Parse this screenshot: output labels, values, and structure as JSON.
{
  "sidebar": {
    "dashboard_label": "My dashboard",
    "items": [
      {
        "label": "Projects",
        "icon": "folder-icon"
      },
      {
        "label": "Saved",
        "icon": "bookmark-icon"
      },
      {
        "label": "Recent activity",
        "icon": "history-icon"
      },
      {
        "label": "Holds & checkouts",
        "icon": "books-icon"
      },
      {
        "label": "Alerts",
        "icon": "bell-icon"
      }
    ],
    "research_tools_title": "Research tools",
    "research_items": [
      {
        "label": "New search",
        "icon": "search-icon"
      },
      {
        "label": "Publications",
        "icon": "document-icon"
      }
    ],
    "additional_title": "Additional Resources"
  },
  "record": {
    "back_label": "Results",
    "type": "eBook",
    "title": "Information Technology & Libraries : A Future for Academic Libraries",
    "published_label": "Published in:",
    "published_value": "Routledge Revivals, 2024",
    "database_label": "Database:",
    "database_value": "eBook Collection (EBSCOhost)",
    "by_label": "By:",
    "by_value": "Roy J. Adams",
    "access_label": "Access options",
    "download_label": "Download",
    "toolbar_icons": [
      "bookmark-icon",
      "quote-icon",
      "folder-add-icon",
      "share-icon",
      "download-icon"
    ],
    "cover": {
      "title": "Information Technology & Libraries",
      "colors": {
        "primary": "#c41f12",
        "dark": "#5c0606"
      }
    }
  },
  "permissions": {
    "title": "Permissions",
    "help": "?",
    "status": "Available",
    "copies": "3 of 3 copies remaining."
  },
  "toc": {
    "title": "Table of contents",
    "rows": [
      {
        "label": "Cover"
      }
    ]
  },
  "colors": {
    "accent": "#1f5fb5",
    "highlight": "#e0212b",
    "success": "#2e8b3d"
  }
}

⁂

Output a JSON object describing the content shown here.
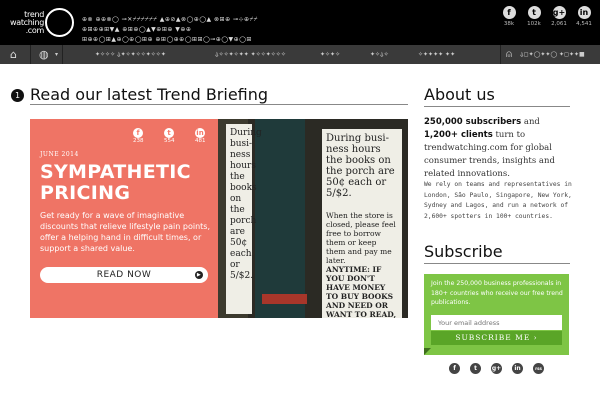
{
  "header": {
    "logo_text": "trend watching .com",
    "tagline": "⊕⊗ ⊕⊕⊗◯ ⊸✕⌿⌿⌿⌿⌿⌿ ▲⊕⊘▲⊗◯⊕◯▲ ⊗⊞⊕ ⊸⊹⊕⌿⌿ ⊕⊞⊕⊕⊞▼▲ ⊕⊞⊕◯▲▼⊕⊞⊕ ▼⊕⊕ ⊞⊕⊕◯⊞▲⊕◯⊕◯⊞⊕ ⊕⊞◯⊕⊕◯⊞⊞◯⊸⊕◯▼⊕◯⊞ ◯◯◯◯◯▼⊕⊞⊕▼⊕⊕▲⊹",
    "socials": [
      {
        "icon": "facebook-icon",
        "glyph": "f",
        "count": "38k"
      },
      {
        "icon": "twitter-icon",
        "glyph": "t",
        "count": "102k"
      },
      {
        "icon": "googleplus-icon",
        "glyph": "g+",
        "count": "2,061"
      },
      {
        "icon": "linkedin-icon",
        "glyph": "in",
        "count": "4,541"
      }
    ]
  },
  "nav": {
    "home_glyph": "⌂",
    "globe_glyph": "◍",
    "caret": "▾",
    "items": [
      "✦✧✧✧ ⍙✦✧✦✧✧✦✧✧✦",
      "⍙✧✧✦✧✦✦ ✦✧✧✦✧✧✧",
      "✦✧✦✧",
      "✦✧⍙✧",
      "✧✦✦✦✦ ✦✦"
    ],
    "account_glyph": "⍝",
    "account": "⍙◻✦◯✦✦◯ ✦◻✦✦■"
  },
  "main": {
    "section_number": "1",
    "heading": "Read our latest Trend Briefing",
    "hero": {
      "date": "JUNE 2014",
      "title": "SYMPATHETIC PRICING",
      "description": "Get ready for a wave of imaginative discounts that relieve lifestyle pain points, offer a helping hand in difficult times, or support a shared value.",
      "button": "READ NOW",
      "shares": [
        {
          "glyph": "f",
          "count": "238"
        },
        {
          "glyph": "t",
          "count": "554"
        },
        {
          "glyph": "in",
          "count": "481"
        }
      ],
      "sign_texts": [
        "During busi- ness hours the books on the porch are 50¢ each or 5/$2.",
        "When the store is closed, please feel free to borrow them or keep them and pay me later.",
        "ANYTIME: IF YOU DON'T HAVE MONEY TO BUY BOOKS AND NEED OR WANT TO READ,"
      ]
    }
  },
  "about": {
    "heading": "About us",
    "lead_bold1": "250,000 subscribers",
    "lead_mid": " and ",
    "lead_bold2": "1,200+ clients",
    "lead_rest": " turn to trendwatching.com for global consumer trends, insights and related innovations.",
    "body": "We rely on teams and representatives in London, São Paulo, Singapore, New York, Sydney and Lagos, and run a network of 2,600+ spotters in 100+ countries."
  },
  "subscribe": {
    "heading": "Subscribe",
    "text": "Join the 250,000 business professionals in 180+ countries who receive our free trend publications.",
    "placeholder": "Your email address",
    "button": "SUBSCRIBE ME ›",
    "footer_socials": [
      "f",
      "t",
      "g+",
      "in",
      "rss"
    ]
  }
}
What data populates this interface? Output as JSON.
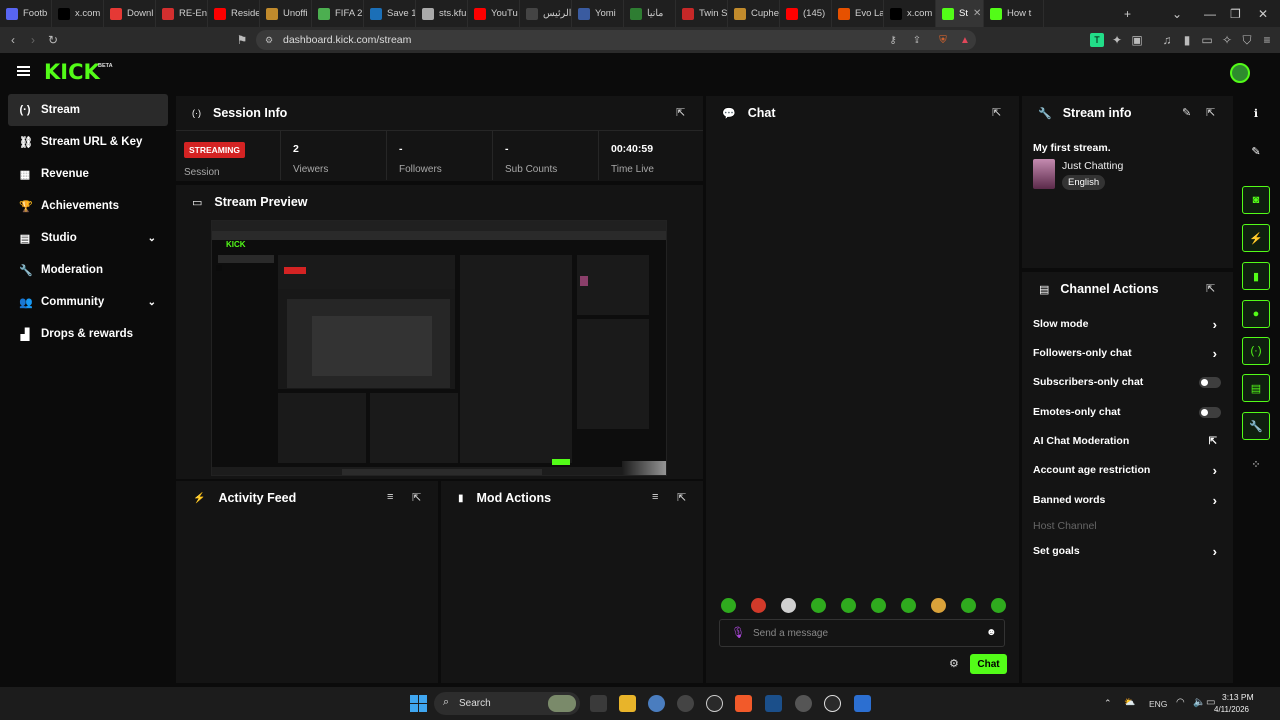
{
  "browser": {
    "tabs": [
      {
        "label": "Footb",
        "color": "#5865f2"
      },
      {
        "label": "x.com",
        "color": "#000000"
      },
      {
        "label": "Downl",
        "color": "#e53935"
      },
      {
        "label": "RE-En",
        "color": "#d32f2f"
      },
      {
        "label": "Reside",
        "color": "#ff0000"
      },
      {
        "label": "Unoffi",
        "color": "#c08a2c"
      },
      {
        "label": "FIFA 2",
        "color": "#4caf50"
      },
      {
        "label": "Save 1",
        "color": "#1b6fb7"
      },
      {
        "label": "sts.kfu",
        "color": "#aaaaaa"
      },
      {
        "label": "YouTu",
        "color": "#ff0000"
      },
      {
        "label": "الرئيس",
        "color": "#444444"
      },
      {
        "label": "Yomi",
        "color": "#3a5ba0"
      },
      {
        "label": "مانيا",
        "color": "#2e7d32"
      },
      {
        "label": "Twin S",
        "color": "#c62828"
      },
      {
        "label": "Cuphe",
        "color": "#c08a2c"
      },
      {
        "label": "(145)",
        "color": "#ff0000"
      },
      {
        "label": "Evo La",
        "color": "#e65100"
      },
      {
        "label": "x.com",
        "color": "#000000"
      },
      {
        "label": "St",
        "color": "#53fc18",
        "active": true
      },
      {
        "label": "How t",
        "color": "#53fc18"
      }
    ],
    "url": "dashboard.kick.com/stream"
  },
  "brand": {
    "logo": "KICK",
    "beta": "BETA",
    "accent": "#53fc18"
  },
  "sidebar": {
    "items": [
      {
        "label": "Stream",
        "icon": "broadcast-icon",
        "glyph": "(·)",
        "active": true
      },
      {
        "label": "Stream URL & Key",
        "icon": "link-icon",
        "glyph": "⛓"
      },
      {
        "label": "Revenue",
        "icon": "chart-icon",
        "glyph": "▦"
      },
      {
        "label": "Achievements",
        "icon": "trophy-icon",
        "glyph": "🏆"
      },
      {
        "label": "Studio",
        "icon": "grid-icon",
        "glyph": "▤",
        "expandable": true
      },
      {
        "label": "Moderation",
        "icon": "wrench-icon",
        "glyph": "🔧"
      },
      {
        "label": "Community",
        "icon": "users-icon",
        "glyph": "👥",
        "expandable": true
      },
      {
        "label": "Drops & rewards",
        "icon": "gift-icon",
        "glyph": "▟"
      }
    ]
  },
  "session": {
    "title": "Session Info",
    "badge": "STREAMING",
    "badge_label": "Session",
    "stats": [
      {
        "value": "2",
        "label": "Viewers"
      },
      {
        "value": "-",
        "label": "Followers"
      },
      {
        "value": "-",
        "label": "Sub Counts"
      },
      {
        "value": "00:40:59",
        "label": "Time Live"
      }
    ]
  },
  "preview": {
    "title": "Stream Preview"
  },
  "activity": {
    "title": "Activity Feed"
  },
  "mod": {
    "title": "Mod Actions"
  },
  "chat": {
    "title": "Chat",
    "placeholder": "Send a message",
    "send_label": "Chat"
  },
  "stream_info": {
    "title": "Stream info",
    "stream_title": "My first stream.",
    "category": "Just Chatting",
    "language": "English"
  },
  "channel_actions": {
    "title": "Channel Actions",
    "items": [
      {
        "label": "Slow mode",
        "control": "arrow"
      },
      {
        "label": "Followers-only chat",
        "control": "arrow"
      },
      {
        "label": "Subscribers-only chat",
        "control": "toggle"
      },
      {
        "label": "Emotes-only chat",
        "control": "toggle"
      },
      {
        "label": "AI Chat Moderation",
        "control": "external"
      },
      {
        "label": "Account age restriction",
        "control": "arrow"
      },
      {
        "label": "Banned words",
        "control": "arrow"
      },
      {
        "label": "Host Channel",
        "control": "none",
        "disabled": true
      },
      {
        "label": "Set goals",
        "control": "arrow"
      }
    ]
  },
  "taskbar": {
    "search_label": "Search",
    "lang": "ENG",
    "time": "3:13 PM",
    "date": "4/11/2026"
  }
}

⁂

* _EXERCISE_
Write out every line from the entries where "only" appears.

* _SOLUTION FOR THIS PROBLEM_
        "label": "Followers-only chat",
        "label": "Subscribers-only chat",
        "label": "Emotes-only chat",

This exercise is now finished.